  5. Chow, Gregory C & Lin, An-loh, 1971. "Best Linear Unbiased Interpolation, Distribution, and Extrapolation of Time Series by Related Series," The Review of Economics and Statistics, MIT Press, vol. 53(4), pages 372-75, November.
Full references (including those not matched with items on IDEAS)

This item is not listed on Wikipedia, on a reading list or among the top items on IDEAS.

When requesting a correction, please mention this item's handle: RePEc:bfr:banfra:170. See general information about how to correct material in RePEc.

For technical questions regarding this item, or to correct its authors, title, abstract, bibliographic or download information, contact: (Michael brassart)
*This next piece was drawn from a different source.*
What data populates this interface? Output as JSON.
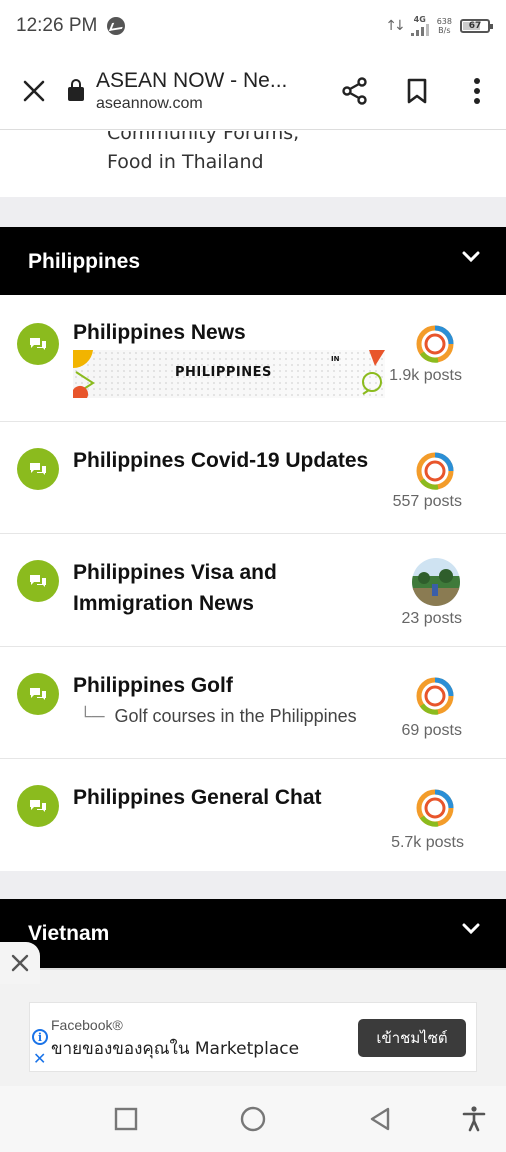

If you have authored this item and are not yet registered with RePEc, we encourage you to do it here. This allows to link your profile to this item. It also allows you to accept potential citations to this item that we are uncertain about.

If references are entirely missing, you can add them using this form.

If the full references list an item that is present in RePEc, but the system did not link to it, you can help with this form.

If you know of missing items citing this one, you can help us creating those links by adding the relevant references in the same way as above, for each refering item. If you are a registered author of this item, you may also want to check the "citations" tab in your profile, as there may be some citations waiting for confirmation.

Please note that corrections may take a couple of weeks to filter through the various RePEc services.

This information is provided to you by IDEAS at the Research Division of the Federal Reserve Bank of St. Louis using RePEc data.